England’s prettiest seaside towns for a short break

The Great British seaside break has been a rite of passage for centuries, with most of us having packed up our car and decamped to the coast for a two-week jaunt at some point in our lives. With over 7,000 miles of beautiful coastline at our fingertips, seaside staycations are still very much on the agenda for us Brits, but these days, it’s with a distinctly grown-up twist.

Long gone are the sandy sandwiches, sugary sticks of rock and days spent dodging downpours at the slot machines, in its place hails a new breed of coastal stays combining postcard-perfect scenery with artisan eateries and more trendy boutique hotels than you can shake a bucket and spade at. Here’s our pick of the prettiest seaside stays of them all.

Weymouth Harbour, Dorset. Image: iStock/ fotoVoyager

Weymouth, Dorset

Characterised by postcard-perfect Georgian townhouses, craggy cliffs and miles of sheltered coastline, Weymouth is fast becoming the jewel in Dorset’s line-up of seaside towns. Set on the nature-filled Jurassic Coast, it’s well known for being a great place to find fossils and spy wildlife, while its swathe of sparkling sand has secured its status as a popular sunbathing spot. Currently in the throes of a major resurgence with trendy eateries and boutique hotels springing up along the esplanade, it’s rapidly gaining in popularity with those seeking a stylish staycation. Be sure to spend a day on the tranquil shingle beach at Ringstead Bay, a horseshoe-shaped inlet and protected National Trust area surrounded by lofty limestone bluffs.

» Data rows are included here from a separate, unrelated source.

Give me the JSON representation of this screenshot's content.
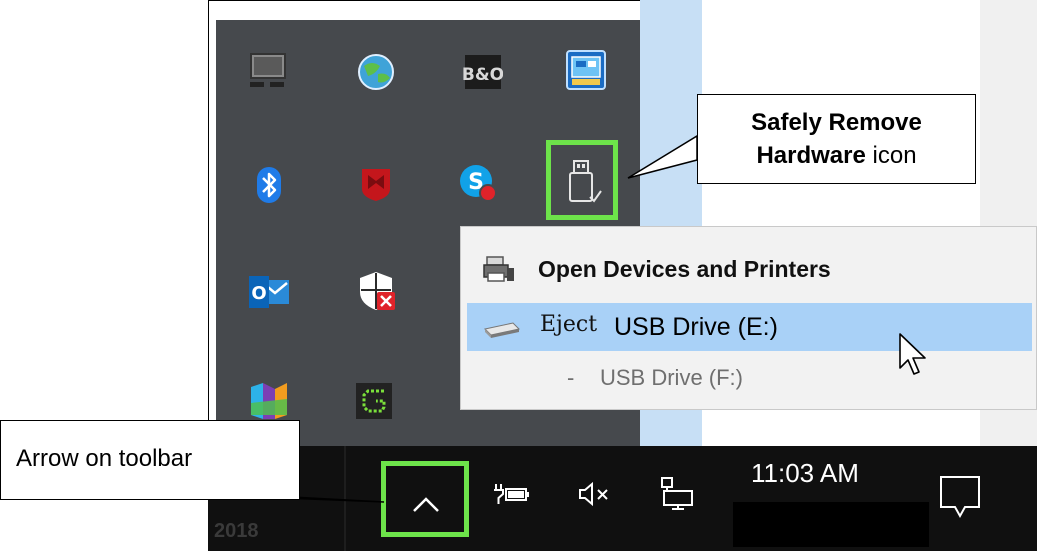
{
  "tray": {
    "icons": [
      "monitor-icon",
      "globe-icon",
      "bo-audio-icon",
      "intel-graphics-icon",
      "bluetooth-icon",
      "mcafee-icon",
      "skype-icon",
      "usb-drive-icon",
      "outlook-icon",
      "security-shield-icon",
      "maps-icon",
      "greenshot-icon"
    ],
    "bo_text": "B&O",
    "outlook_text": "O"
  },
  "menu": {
    "open_devices_label": "Open Devices and Printers",
    "eject_word": "Eject",
    "eject_drive_label": "USB Drive (E:)",
    "f_dash": "-",
    "f_drive_label": "USB Drive (F:)"
  },
  "callouts": {
    "safely_remove_bold": "Safely Remove",
    "hardware_bold": "Hardware",
    "icon_word": " icon",
    "arrow_on_toolbar": "Arrow on toolbar"
  },
  "taskbar": {
    "clock_time": "11:03 AM",
    "year": "2018",
    "icons": [
      "chevron-up-icon",
      "battery-power-icon",
      "volume-muted-icon",
      "network-icon",
      "action-center-icon"
    ]
  },
  "colors": {
    "highlight": "#6de34a",
    "tray_background": "#46494d",
    "taskbar_background": "#101010",
    "menu_selection": "#a9d1f7"
  }
}
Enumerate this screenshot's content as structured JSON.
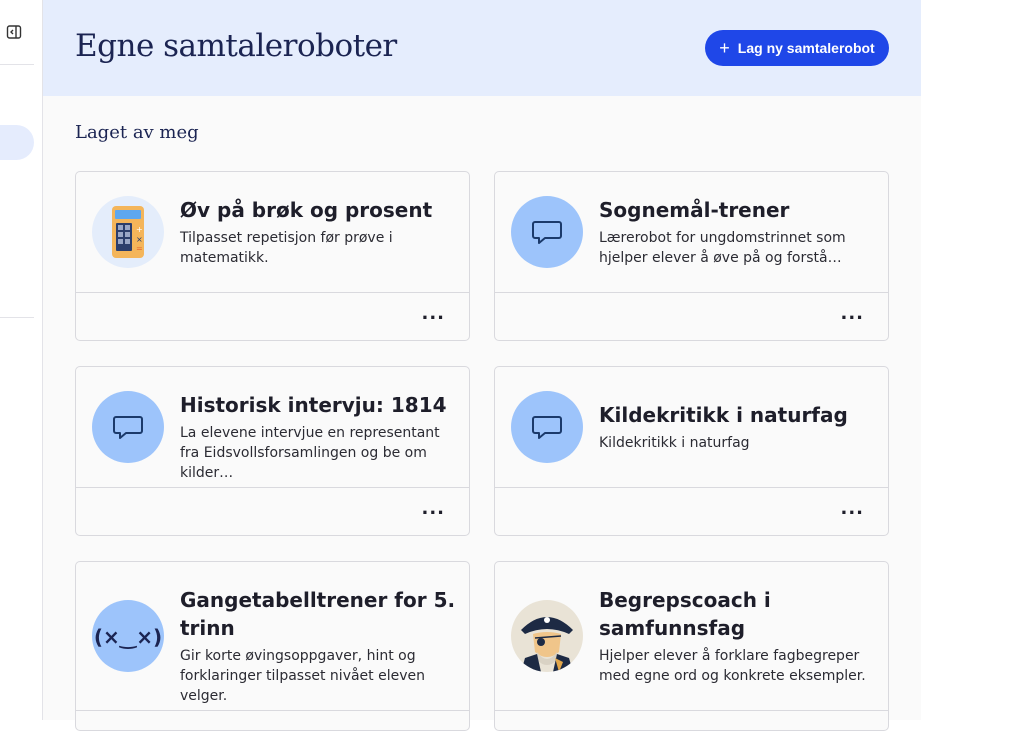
{
  "header": {
    "title": "Egne samtaleroboter",
    "new_button_label": "Lag ny samtalerobot"
  },
  "section": {
    "title": "Laget av meg"
  },
  "cards": [
    {
      "title": "Øv på brøk og prosent",
      "description": "Tilpasset repetisjon før prøve i matematikk.",
      "icon": "calculator-icon",
      "menu": "..."
    },
    {
      "title": "Sognemål-trener",
      "description": "Lærerobot for ungdomstrinnet som hjelper elever å øve på og forstå…",
      "icon": "chat-bubble-icon",
      "menu": "..."
    },
    {
      "title": "Historisk intervju: 1814",
      "description": "La elevene intervjue en representant fra Eidsvollsforsamlingen og be om kilder…",
      "icon": "chat-bubble-icon",
      "menu": "..."
    },
    {
      "title": "Kildekritikk i naturfag",
      "description": "Kildekritikk i naturfag",
      "icon": "chat-bubble-icon",
      "menu": "..."
    },
    {
      "title": "Gangetabelltrener for 5. trinn",
      "description": "Gir korte øvingsoppgaver, hint og forklaringer tilpasset nivået eleven velger.",
      "icon": "emoticon-face-icon",
      "menu": "..."
    },
    {
      "title": "Begrepscoach i samfunnsfag",
      "description": "Hjelper elever å forklare fagbegreper med egne ord og konkrete eksempler.",
      "icon": "pirate-captain-icon",
      "menu": "..."
    }
  ],
  "colors": {
    "accent": "#1f47e8",
    "header_bg": "#e5edfd",
    "avatar_bg": "#9dc4fb",
    "title_text": "#1b2452"
  }
}
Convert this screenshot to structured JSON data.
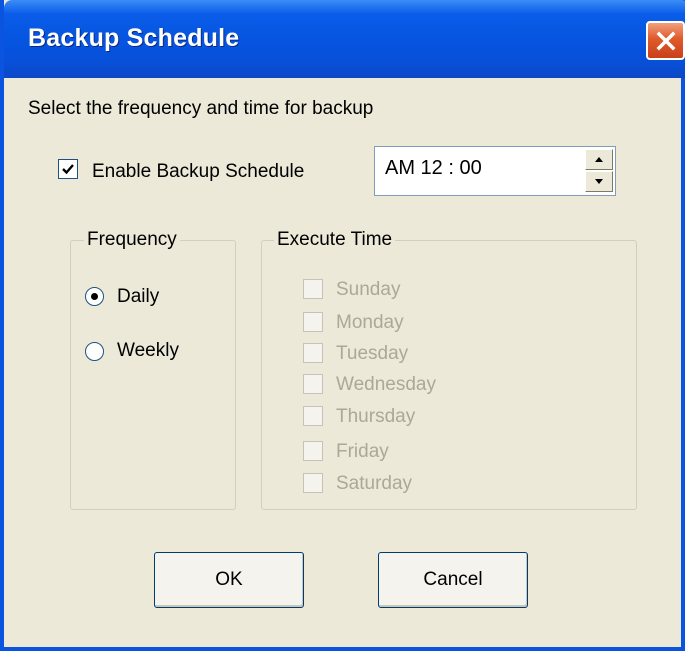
{
  "window": {
    "title": "Backup Schedule",
    "close_icon": "close-icon"
  },
  "prompt": "Select the frequency and time for backup",
  "enable_schedule": {
    "label": "Enable Backup Schedule",
    "checked": true
  },
  "time_spinner": {
    "value": "AM 12 : 00"
  },
  "frequency": {
    "title": "Frequency",
    "options": [
      {
        "label": "Daily",
        "selected": true
      },
      {
        "label": "Weekly",
        "selected": false
      }
    ]
  },
  "execute_time": {
    "title": "Execute Time",
    "days": [
      "Sunday",
      "Monday",
      "Tuesday",
      "Wednesday",
      "Thursday",
      "Friday",
      "Saturday"
    ],
    "enabled": false
  },
  "buttons": {
    "ok": "OK",
    "cancel": "Cancel"
  },
  "colors": {
    "titlebar": "#0654e0",
    "close": "#e05a2a",
    "dialog_bg": "#ece9d8",
    "disabled_text": "#aca899"
  }
}
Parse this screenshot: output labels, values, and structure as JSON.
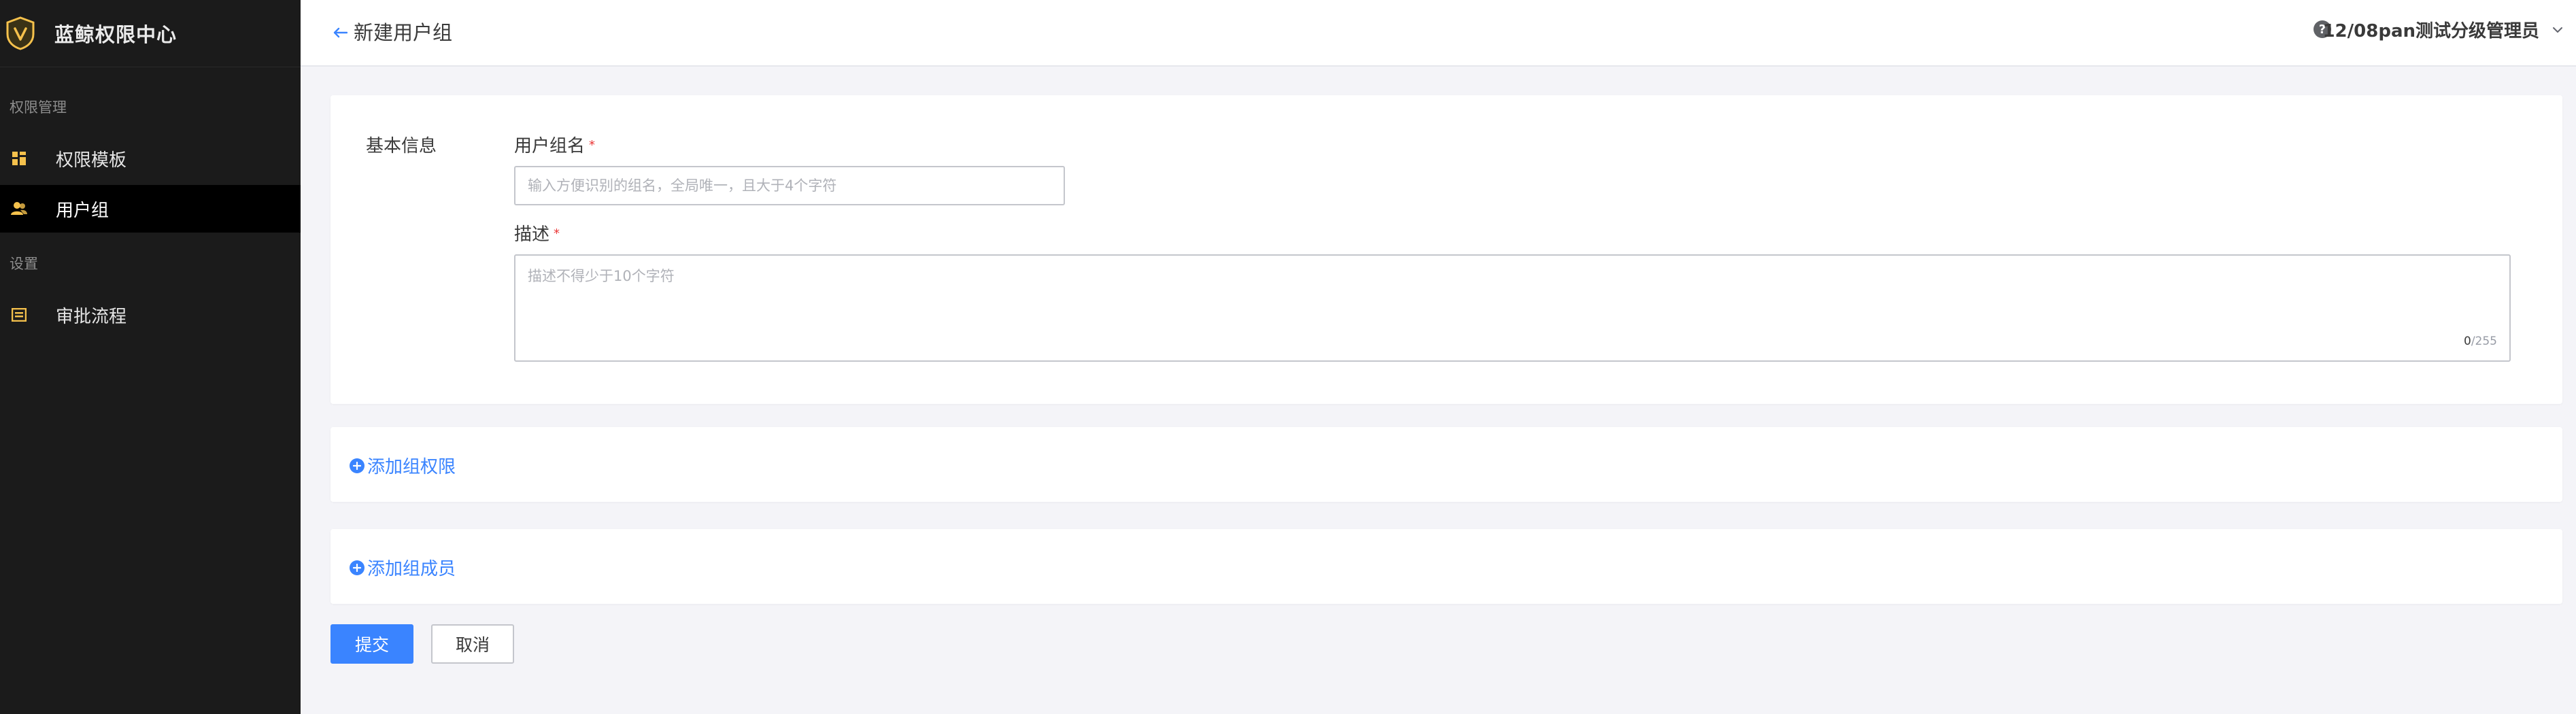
{
  "app": {
    "title": "蓝鲸权限中心"
  },
  "sidebar": {
    "groups": [
      {
        "label": "权限管理",
        "items": [
          {
            "label": "权限模板",
            "icon": "grid-icon",
            "active": false
          },
          {
            "label": "用户组",
            "icon": "users-icon",
            "active": true
          }
        ]
      },
      {
        "label": "设置",
        "items": [
          {
            "label": "审批流程",
            "icon": "approval-icon",
            "active": false
          }
        ]
      }
    ]
  },
  "header": {
    "title": "新建用户组",
    "help_label": "?",
    "user_name": "12/08pan测试分级管理员"
  },
  "form": {
    "section_title": "基本信息",
    "name_label": "用户组名",
    "name_placeholder": "输入方便识别的组名，全局唯一，且大于4个字符",
    "name_value": "",
    "desc_label": "描述",
    "desc_placeholder": "描述不得少于10个字符",
    "desc_value": "",
    "desc_count": "0",
    "desc_max": "/255",
    "required_mark": "*"
  },
  "actions": {
    "add_permission": "添加组权限",
    "add_member": "添加组成员",
    "submit": "提交",
    "cancel": "取消"
  },
  "colors": {
    "accent": "#3a84ff",
    "sidebar_bg": "#1b1b1b",
    "icon_gold": "#f5c14c"
  }
}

Padstow Harbour, Cornwall. Image: iStock/ tsafreer

Padstow, Cornwall

Set on the northern coast of Cornwall, this bustling fishing port is brimming with its own brand of coastal charm, from its pretty harbour dotted with brightly colored boats to the formal country house Prideaux Place taking, as its name suggests, pride of place on the fringe of the town centre. The main attraction, though, is a certain celebrity chef whose name has become synonymous with this tiny corner of the county. Rick Stein owns four seafood-centric restaurants and four hotels here, his most famous being the aptly named The Seafood Restaurant, a mainstay on the Padstow promenade since 1975. Swing by for a visit and set up camp on the circular bar to devour the day’s fresh catch as you sip ice-cold glasses of white wine. You never know, you might even catch a glimpse of the man himself.

Southwold, Suffolk. Image: Getty/ Steve Stringer Photography

Southwold, Suffolk

If you’re looking for a quintessential English seaside stay, Southwold ticks all the boxes. This unspoilt corner of the Suffolk coast boasts a butterscotch hued beach lined with rows of colourful beach huts, an award-winning 625 foot wooden pier stretching out to sea and a whitewashed working lighthouse guiding local fishing boats to shore after a day on the high seas. For rainy days, the quirky 70-seat Electric Cinema screens a series of classic films and Box Office giants while the cottage-like Southwold Museum is a fun place to while away a few hours. For dinner, feast on some of the region’s finest produce at the smattering of upscale gastropubs including the Harbor Inn and seafood staple The Boardwalk.

Deal seafront, Kent. Image: Getty/ Loop Images

Deal, Kent

Kent isn’t short of a pretty seaside stay (or two) with Whitstable, Folkestone and Margate luring ever-growing crowds to their chocolate-box jumble of houses, fine dining eateries and cash-splashing cocktail bars. Less than 20 miles down the coast, Margate’s smaller and less visited sister, Deal is worthy of a stay in its own right. Eschew the hipster crowds of the former in favour of a more laid-back clientele, found sipping craft beers in lively bars, chomping fresh seafood at 81 Beach Street or strolling along the picturesque pebble beach dotted with wooden fishing boats. Spend days searching for vintage treasures in the crop of boutiques lining the pastel-hued high street or shopping for antique-style interiors at the aesthetically appealing Hoxton store before ducking into Solley’s Ice Cream Parlour to create a sundae worthy of its own Instagram page.

Filey esplanade, Yorkshire. Image: Getty/ David Clapp

Filey, Yorkshire

Boasting history, wildlife and a scene-stealing five-mile stretch of toffee-coloured coastline hemmed in by sweeping cliffs, this former fishing village might just be North Yorkshire’s best kept secret. Skirting the rugged North York Moors, Filey is the trailhead for two iconic walks, affording hikers awe-inspiring views at every turn. If you’re in the mood for adventure, lace up your walking boots and set off on part of the 79-mile Yorkshire Wolds Way ambling through evergreen flora and fauna as you go. Back at Filey Bay, take things down a notch at the clifftop Crescent Gardens, with its winsome Georgian-style exterior giving way to blooming flower beds peering over the beach below.